##### SOURCE INFORMATION #####

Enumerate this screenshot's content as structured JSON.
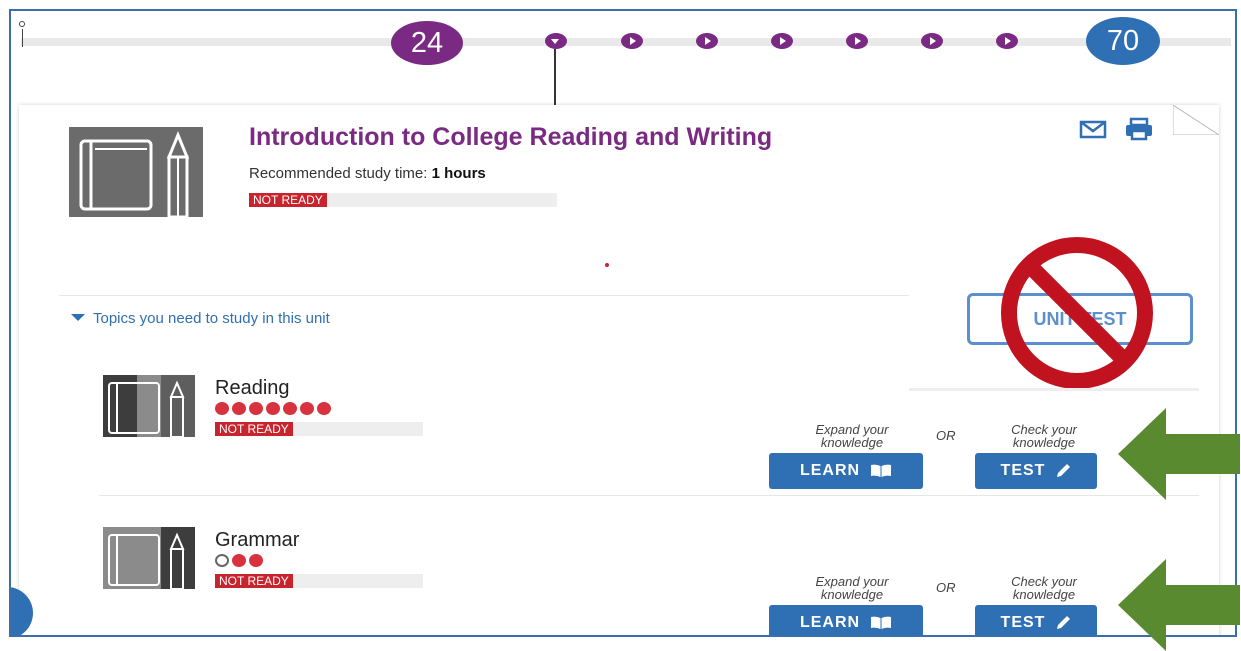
{
  "timeline": {
    "start_node": "24",
    "end_node": "70"
  },
  "unit": {
    "title": "Introduction to College Reading and Writing",
    "study_label": "Recommended study time:",
    "study_value": "1 hours",
    "status": "NOT READY"
  },
  "unit_test": {
    "label": "UNIT TEST",
    "blocked_icon": "prohibited-icon"
  },
  "topics_header": "Topics you need to study in this unit",
  "topics": [
    {
      "name": "Reading",
      "status": "NOT READY",
      "dots_filled": 7,
      "dots_total": 7,
      "learn_hint": "Expand your knowledge",
      "or": "OR",
      "test_hint": "Check your knowledge",
      "learn_label": "LEARN",
      "test_label": "TEST"
    },
    {
      "name": "Grammar",
      "status": "NOT READY",
      "dots_filled": 2,
      "dots_total": 3,
      "learn_hint": "Expand your knowledge",
      "or": "OR",
      "test_hint": "Check your knowledge",
      "learn_label": "LEARN",
      "test_label": "TEST"
    }
  ],
  "colors": {
    "brand_purple": "#7b2a83",
    "brand_blue": "#2f6fb4",
    "not_ready_red": "#c8242e",
    "annotation_green": "#5a8a2f",
    "prohibited_red": "#c1121f"
  }
}
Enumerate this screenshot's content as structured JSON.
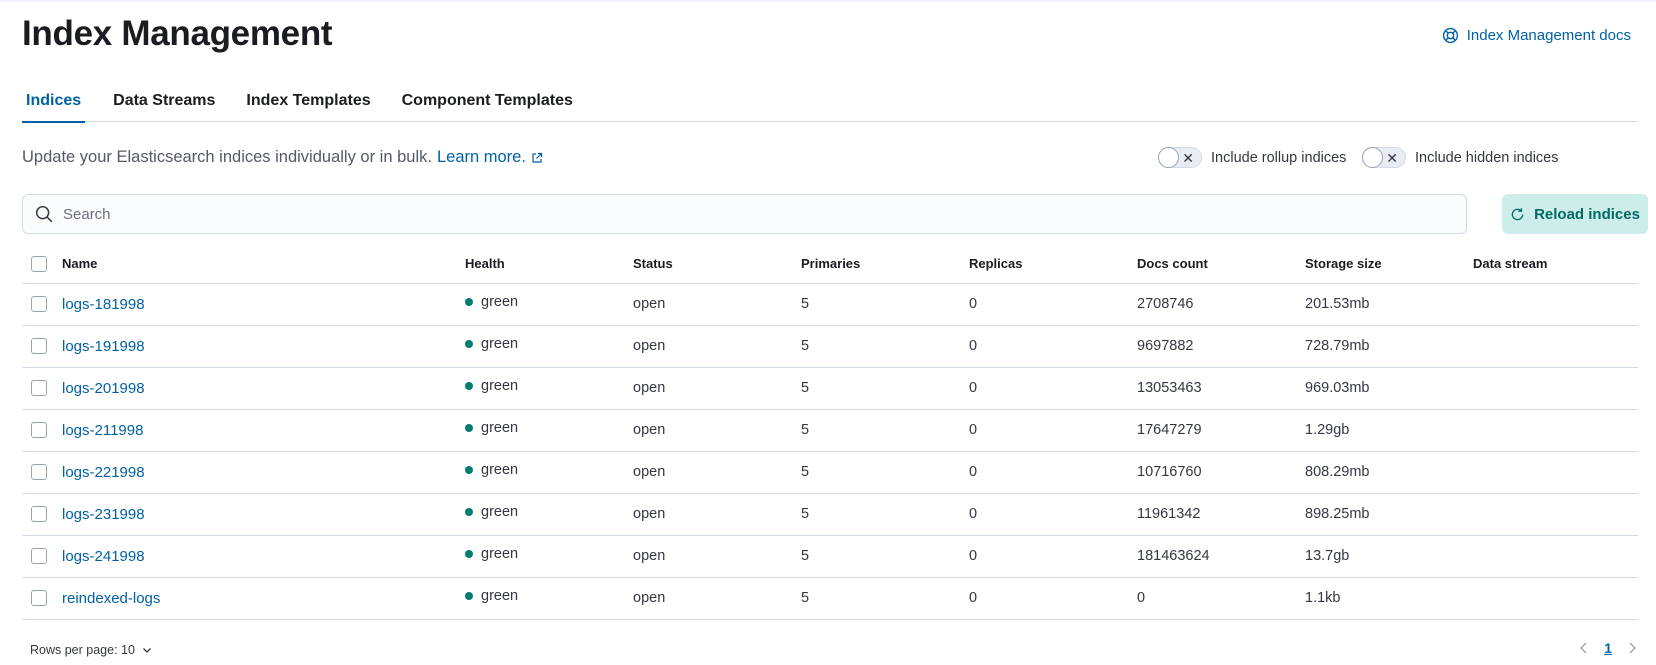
{
  "header": {
    "title": "Index Management",
    "docs_link": "Index Management docs"
  },
  "tabs": [
    {
      "label": "Indices",
      "active": true
    },
    {
      "label": "Data Streams",
      "active": false
    },
    {
      "label": "Index Templates",
      "active": false
    },
    {
      "label": "Component Templates",
      "active": false
    }
  ],
  "description": {
    "text": "Update your Elasticsearch indices individually or in bulk.",
    "link": "Learn more."
  },
  "toggles": {
    "rollup": {
      "label": "Include rollup indices",
      "on": false
    },
    "hidden": {
      "label": "Include hidden indices",
      "on": false
    }
  },
  "search": {
    "placeholder": "Search",
    "value": ""
  },
  "reload_button": "Reload indices",
  "table": {
    "columns": [
      "Name",
      "Health",
      "Status",
      "Primaries",
      "Replicas",
      "Docs count",
      "Storage size",
      "Data stream"
    ],
    "rows": [
      {
        "name": "logs-181998",
        "health": "green",
        "status": "open",
        "primaries": "5",
        "replicas": "0",
        "docs": "2708746",
        "size": "201.53mb",
        "stream": ""
      },
      {
        "name": "logs-191998",
        "health": "green",
        "status": "open",
        "primaries": "5",
        "replicas": "0",
        "docs": "9697882",
        "size": "728.79mb",
        "stream": ""
      },
      {
        "name": "logs-201998",
        "health": "green",
        "status": "open",
        "primaries": "5",
        "replicas": "0",
        "docs": "13053463",
        "size": "969.03mb",
        "stream": ""
      },
      {
        "name": "logs-211998",
        "health": "green",
        "status": "open",
        "primaries": "5",
        "replicas": "0",
        "docs": "17647279",
        "size": "1.29gb",
        "stream": ""
      },
      {
        "name": "logs-221998",
        "health": "green",
        "status": "open",
        "primaries": "5",
        "replicas": "0",
        "docs": "10716760",
        "size": "808.29mb",
        "stream": ""
      },
      {
        "name": "logs-231998",
        "health": "green",
        "status": "open",
        "primaries": "5",
        "replicas": "0",
        "docs": "11961342",
        "size": "898.25mb",
        "stream": ""
      },
      {
        "name": "logs-241998",
        "health": "green",
        "status": "open",
        "primaries": "5",
        "replicas": "0",
        "docs": "181463624",
        "size": "13.7gb",
        "stream": ""
      },
      {
        "name": "reindexed-logs",
        "health": "green",
        "status": "open",
        "primaries": "5",
        "replicas": "0",
        "docs": "0",
        "size": "1.1kb",
        "stream": ""
      }
    ]
  },
  "footer": {
    "rows_per_page": "Rows per page: 10",
    "current_page": "1"
  },
  "colors": {
    "link": "#0061a6",
    "health_green": "#017d73",
    "reload_bg": "#ccede9",
    "reload_text": "#006b63"
  }
}
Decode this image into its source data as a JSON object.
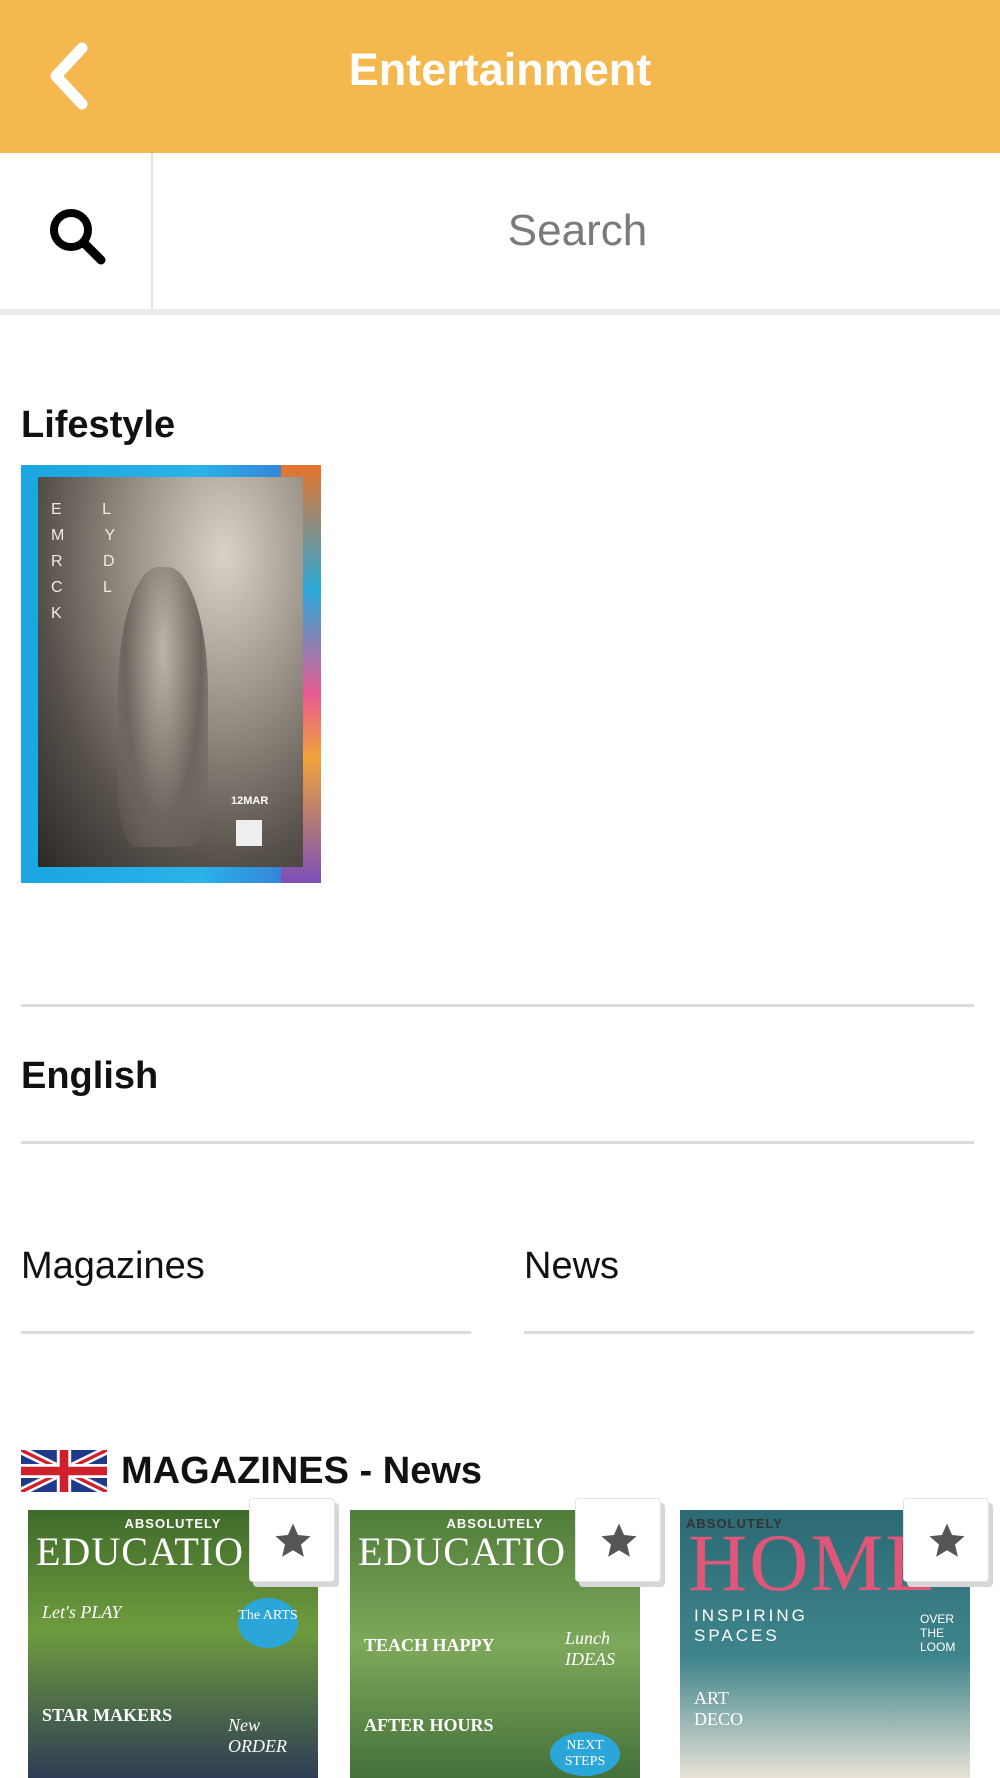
{
  "header": {
    "title": "Entertainment",
    "back_icon": "chevron-left-icon",
    "color": "#f5b84f"
  },
  "search": {
    "icon": "search-icon",
    "placeholder": "Search"
  },
  "lifestyle": {
    "title": "Lifestyle",
    "cover": {
      "letters": "E L M Y R D C L K",
      "date": "12MAR"
    }
  },
  "language": {
    "label": "English"
  },
  "categories": [
    {
      "label": "Magazines"
    },
    {
      "label": "News"
    }
  ],
  "magazines_news": {
    "flag_icon": "uk-flag-icon",
    "title": "MAGAZINES - News",
    "covers": [
      {
        "top_label": "ABSOLUTELY",
        "masthead": "EDUCATIO",
        "lines": [
          "Let's PLAY",
          "STAR MAKERS",
          "The ARTS",
          "New ORDER"
        ],
        "colors": [
          "#4f7a2e",
          "#7fa84a"
        ]
      },
      {
        "top_label": "ABSOLUTELY",
        "masthead": "EDUCATIO",
        "lines": [
          "TEACH HAPPY",
          "Lunch IDEAS",
          "AFTER HOURS",
          "NEXT STEPS"
        ],
        "colors": [
          "#5f8a45",
          "#8fb36a"
        ]
      },
      {
        "top_label": "ABSOLUTELY",
        "masthead": "HOME",
        "lines": [
          "INSPIRING SPACES",
          "ART DECO",
          "OVER THE LOOM"
        ],
        "colors": [
          "#2f6f78",
          "#4b8c92"
        ]
      }
    ]
  }
}
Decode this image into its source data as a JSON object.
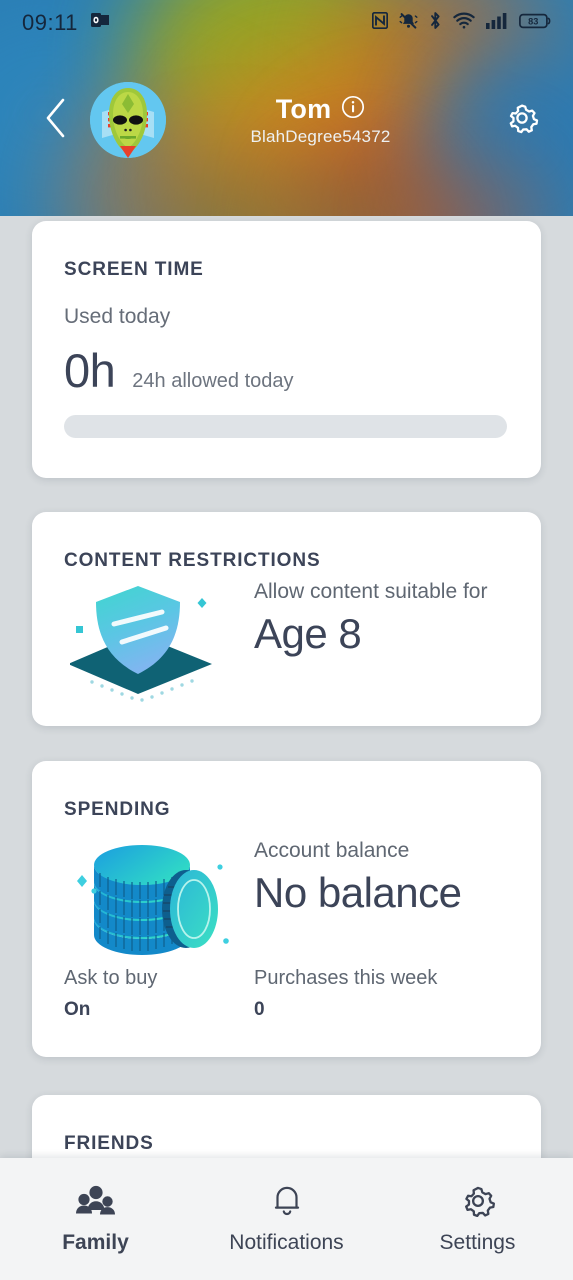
{
  "statusbar": {
    "time": "09:11",
    "icons_left": [
      "outlook-icon"
    ],
    "icons_right": [
      "nfc-icon",
      "ringer-silent-icon",
      "bluetooth-icon",
      "wifi-icon",
      "cellular-signal-icon",
      "battery-icon"
    ],
    "battery_level": "83"
  },
  "header": {
    "back_label": "back-chevron",
    "name": "Tom",
    "info_label": "i",
    "username": "BlahDegree54372",
    "settings_label": "settings-gear"
  },
  "cards": {
    "screen_time": {
      "title": "SCREEN TIME",
      "used_label": "Used today",
      "used_value": "0h",
      "allowed_text": "24h allowed today",
      "progress_percent": 0
    },
    "content_restrictions": {
      "title": "CONTENT RESTRICTIONS",
      "label": "Allow content suitable for",
      "value": "Age 8"
    },
    "spending": {
      "title": "SPENDING",
      "balance_label": "Account balance",
      "balance_value": "No balance",
      "ask_to_buy_label": "Ask to buy",
      "ask_to_buy_value": "On",
      "purchases_label": "Purchases this week",
      "purchases_value": "0"
    },
    "friends": {
      "title": "FRIENDS"
    }
  },
  "bottom_nav": {
    "items": [
      {
        "label": "Family",
        "icon": "family-group-icon",
        "active": true
      },
      {
        "label": "Notifications",
        "icon": "bell-icon",
        "active": false
      },
      {
        "label": "Settings",
        "icon": "gear-icon",
        "active": false
      }
    ]
  },
  "colors": {
    "page_background": "#d6dadd",
    "card_background": "#ffffff",
    "text_dark": "#3c4458",
    "text_muted": "#5f6772",
    "nav_background": "#f3f4f5",
    "progress_track": "#dfe3e7",
    "accent_teal": "#31b4c8",
    "header_blue": "#2b7fb5"
  }
}
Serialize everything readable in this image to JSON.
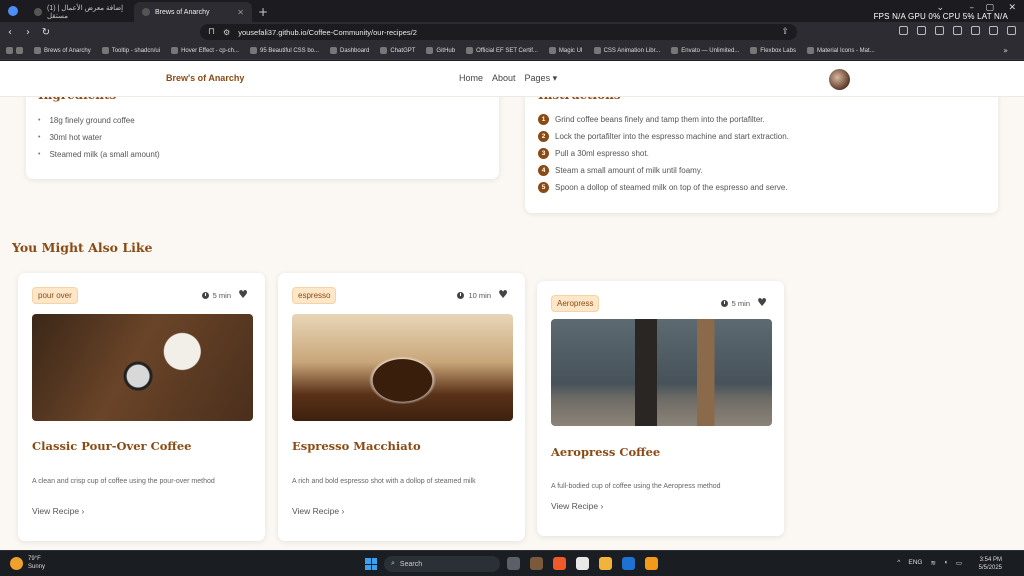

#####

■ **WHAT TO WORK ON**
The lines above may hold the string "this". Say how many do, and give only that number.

■ **TASK SOLUTION**
7